Episode twenty takes Golgo to the island of Malta on behalf of the British government. Arnold, an agent of theirs, went rogue, making his escape during his honeymoon on the island years ago. His abandoned wife Stella has lived on the island awaiting his return but enduring the scorn of the locals. MI6 is convinced Arnold will never return for Stella, but Golgo knows best and completes his mission.
Even though Golgo daily watches Stella’s torment and utter love and devotion to Arnold, he never hesitates to pull the trigger and kill Arnold when he does return for her. His own small mercy to her is killing him far enough out at sea. She never learns who or what he truly was and only believes he abandoned her. While the pacing was lethargic, the story is worth watching for this rare glimpse of kindness, the barest Duke can muster.
Bandits are terrorizing villages in the Amazon; when one man’s village is pillaged and his family murdered, he attempts to hire Golgo’s services to wipe out the bandits and their cruel leader Falcon. In an odd turn, Golgo refuses the job and tells the man to go to the police. The man laughs maniacally and states the police are just as evil and corrupt; his dying breath is a hate filled plea for Golgo to take vengeance for him.
What follows is a strange turn for a Golgo story; Golgo decides to take the mission and singlehandedly destroys the police and bandits. But why? If he initially refused the job, why did the dying man’s plea change his mind? The challenge? Something of his own personality reflected in the dead man’s gaze? It is odd to have him act somewhat out of character, almost an act of pity, but I welcome the head scratcher of a conundrum. Breaks up the monotony of the series a bit.
Another sad tale is told in episode twenty-two, but Golgo is surprisingly not the cause. A young girl and her blind mother are tending a desert motel and awaiting the return of their brother/son. Golgo pulls up with trouble sure to follow behind him. That trouble turns out to be a report of two men robbing a casino in Reno, killing two guards as they escaped. When the son returns, it is quickly clear that he is one of the robbers, his accomplice slipping into the motel before mother or sister could find out.
Surprisingly, Golgo leaves the motel soon after without confronting either man. Sadly, the mother may be blind but not stupid or deaf. She knew all along that a second man was with her son, and that the pair are the fugitives. She waves her late husband’s gun around demanding her son to point her to the man that corrupted her precious child. A gunshot rings out, and I’m sure you’ve spotted the tragedy in this by now.
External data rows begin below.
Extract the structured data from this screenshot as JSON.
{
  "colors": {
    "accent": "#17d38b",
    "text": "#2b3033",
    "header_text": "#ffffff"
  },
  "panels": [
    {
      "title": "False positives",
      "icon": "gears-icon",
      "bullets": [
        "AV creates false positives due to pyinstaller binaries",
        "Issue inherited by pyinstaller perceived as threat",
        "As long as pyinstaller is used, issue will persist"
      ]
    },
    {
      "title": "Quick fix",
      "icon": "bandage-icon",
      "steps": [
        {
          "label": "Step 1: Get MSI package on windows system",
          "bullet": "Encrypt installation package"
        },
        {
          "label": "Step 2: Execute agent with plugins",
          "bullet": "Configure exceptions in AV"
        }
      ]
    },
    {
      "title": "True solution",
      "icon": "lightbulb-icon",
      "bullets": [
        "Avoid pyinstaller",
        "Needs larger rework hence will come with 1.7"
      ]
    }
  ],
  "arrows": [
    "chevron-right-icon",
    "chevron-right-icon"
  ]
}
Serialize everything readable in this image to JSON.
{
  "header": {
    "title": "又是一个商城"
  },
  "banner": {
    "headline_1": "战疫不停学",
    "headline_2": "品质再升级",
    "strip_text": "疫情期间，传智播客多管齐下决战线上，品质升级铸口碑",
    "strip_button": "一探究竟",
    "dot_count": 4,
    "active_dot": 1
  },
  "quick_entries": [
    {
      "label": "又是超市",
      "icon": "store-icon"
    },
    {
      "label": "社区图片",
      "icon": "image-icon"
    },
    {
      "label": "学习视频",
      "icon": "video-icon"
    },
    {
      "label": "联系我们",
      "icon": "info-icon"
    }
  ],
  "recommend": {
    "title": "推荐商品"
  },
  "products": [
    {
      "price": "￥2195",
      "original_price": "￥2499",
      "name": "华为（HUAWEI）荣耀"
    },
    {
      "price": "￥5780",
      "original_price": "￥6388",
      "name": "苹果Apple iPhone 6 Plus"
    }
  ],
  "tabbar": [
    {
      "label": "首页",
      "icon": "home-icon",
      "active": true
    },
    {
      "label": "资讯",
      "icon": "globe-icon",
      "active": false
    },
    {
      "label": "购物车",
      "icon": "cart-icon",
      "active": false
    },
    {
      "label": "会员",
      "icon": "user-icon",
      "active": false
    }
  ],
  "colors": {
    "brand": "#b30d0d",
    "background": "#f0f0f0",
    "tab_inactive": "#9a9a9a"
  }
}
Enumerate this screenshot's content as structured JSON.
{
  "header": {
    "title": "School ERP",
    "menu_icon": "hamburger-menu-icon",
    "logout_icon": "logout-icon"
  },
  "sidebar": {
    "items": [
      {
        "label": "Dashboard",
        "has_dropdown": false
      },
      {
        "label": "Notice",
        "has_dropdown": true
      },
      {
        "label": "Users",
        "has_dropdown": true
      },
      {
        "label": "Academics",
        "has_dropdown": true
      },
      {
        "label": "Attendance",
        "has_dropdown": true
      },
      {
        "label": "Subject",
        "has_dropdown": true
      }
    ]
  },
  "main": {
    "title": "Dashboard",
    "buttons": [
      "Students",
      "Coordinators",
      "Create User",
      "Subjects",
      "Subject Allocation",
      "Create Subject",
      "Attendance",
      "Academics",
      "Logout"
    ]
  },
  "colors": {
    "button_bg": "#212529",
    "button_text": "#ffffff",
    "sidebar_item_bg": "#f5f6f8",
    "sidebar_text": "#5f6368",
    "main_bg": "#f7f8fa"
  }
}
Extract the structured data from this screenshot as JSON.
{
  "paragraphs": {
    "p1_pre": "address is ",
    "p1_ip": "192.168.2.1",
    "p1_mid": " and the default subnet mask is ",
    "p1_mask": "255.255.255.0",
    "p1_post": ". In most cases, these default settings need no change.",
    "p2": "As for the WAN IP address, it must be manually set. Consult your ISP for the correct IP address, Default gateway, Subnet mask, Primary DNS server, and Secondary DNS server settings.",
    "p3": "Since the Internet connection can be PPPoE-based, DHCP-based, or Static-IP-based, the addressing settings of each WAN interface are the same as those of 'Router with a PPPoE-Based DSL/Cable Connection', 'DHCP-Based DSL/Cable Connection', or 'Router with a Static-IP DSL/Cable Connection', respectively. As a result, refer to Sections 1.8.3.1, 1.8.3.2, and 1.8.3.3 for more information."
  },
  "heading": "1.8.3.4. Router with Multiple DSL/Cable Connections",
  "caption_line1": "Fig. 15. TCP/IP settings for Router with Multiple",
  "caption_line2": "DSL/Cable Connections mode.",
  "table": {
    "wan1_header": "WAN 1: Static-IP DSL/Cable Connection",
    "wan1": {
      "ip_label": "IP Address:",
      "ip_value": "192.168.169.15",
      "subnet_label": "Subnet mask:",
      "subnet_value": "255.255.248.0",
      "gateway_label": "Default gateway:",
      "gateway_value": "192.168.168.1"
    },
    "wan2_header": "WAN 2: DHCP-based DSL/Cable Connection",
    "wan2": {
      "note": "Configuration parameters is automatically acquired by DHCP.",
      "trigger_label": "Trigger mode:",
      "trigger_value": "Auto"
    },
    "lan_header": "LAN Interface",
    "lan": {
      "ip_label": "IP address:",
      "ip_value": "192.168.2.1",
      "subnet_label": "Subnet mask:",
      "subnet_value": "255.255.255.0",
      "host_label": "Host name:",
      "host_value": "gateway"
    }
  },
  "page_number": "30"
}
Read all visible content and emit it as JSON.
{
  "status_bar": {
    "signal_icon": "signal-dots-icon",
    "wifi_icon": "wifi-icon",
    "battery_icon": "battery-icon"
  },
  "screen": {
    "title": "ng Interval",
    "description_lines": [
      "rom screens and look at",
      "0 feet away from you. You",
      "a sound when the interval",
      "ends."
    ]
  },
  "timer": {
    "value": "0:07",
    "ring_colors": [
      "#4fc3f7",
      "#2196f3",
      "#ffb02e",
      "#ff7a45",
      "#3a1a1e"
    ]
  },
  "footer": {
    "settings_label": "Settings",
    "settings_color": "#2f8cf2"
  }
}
The accomplice leaves and meets up with the man that planned the entire job. The boss quickly guns down the accomplice, leaves with the money, and immediately faces off with Golgo. The local sheriff apparently wanted a piece of the mob’s pie and thinks he can outdraw Golgo to keep it. He was wrong. While the story was mostly predictable, kudos to the writers for producing a true tragic moment in the series. The son’s death and how the sister handled it was a surprising touch. Pity the ending was anti-climactic.